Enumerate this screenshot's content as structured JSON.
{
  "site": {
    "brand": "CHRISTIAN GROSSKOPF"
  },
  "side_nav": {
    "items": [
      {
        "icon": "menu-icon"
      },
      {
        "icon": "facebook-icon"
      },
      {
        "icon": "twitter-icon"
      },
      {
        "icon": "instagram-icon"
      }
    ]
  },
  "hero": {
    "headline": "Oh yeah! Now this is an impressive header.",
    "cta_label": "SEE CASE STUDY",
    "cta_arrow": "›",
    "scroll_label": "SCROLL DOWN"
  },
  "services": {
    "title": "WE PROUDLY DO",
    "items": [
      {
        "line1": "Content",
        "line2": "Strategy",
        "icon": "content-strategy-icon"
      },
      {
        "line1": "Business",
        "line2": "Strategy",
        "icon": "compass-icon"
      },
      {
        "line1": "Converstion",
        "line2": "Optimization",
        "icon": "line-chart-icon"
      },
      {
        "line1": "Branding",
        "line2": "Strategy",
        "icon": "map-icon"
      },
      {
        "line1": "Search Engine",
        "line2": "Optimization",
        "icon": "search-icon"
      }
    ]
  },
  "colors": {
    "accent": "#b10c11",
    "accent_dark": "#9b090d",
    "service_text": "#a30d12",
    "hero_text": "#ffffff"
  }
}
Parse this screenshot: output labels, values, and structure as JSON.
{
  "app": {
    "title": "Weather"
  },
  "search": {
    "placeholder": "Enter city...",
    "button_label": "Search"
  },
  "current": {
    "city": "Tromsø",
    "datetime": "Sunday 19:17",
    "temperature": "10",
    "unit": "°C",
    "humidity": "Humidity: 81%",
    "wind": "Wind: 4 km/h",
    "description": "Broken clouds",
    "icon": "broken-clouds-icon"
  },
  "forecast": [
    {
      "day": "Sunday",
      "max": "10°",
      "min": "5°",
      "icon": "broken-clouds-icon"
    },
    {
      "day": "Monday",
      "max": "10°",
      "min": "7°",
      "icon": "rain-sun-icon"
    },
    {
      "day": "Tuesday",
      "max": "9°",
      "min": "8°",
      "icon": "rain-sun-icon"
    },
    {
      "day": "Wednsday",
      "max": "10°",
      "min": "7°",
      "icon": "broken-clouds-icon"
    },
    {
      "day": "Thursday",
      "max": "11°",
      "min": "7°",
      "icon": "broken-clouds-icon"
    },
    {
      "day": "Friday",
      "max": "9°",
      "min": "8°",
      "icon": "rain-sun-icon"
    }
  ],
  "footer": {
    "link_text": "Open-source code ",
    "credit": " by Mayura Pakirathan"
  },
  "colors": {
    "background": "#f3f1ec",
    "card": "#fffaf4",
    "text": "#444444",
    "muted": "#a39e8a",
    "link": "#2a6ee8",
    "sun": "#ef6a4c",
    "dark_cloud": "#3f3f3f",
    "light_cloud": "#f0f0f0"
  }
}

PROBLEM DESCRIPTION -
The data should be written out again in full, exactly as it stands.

EXERCISE OUTPUT -
Enumerate this screenshot's content as structured JSON.
{
  "site": {
    "brand": "CHRISTIAN GROSSKOPF"
  },
  "side_nav": {
    "items": [
      {
        "icon": "menu-icon"
      },
      {
        "icon": "facebook-icon"
      },
      {
        "icon": "twitter-icon"
      },
      {
        "icon": "instagram-icon"
      }
    ]
  },
  "hero": {
    "headline": "Oh yeah! Now this is an impressive header.",
    "cta_label": "SEE CASE STUDY",
    "cta_arrow": "›",
    "scroll_label": "SCROLL DOWN"
  },
  "services": {
    "title": "WE PROUDLY DO",
    "items": [
      {
        "line1": "Content",
        "line2": "Strategy",
        "icon": "content-strategy-icon"
      },
      {
        "line1": "Business",
        "line2": "Strategy",
        "icon": "compass-icon"
      },
      {
        "line1": "Converstion",
        "line2": "Optimization",
        "icon": "line-chart-icon"
      },
      {
        "line1": "Branding",
        "line2": "Strategy",
        "icon": "map-icon"
      },
      {
        "line1": "Search Engine",
        "line2": "Optimization",
        "icon": "search-icon"
      }
    ]
  },
  "colors": {
    "accent": "#b10c11",
    "accent_dark": "#9b090d",
    "service_text": "#a30d12",
    "hero_text": "#ffffff"
  }
}
Parse this screenshot: output labels, values, and structure as JSON.
{
  "app": {
    "title": "Weather"
  },
  "search": {
    "placeholder": "Enter city...",
    "button_label": "Search"
  },
  "current": {
    "city": "Tromsø",
    "datetime": "Sunday 19:17",
    "temperature": "10",
    "unit": "°C",
    "humidity": "Humidity: 81%",
    "wind": "Wind: 4 km/h",
    "description": "Broken clouds",
    "icon": "broken-clouds-icon"
  },
  "forecast": [
    {
      "day": "Sunday",
      "max": "10°",
      "min": "5°",
      "icon": "broken-clouds-icon"
    },
    {
      "day": "Monday",
      "max": "10°",
      "min": "7°",
      "icon": "rain-sun-icon"
    },
    {
      "day": "Tuesday",
      "max": "9°",
      "min": "8°",
      "icon": "rain-sun-icon"
    },
    {
      "day": "Wednsday",
      "max": "10°",
      "min": "7°",
      "icon": "broken-clouds-icon"
    },
    {
      "day": "Thursday",
      "max": "11°",
      "min": "7°",
      "icon": "broken-clouds-icon"
    },
    {
      "day": "Friday",
      "max": "9°",
      "min": "8°",
      "icon": "rain-sun-icon"
    }
  ],
  "footer": {
    "link_text": "Open-source code ",
    "credit": " by Mayura Pakirathan"
  },
  "colors": {
    "background": "#f3f1ec",
    "card": "#fffaf4",
    "text": "#444444",
    "muted": "#a39e8a",
    "link": "#2a6ee8",
    "sun": "#ef6a4c",
    "dark_cloud": "#3f3f3f",
    "light_cloud": "#f0f0f0"
  }
}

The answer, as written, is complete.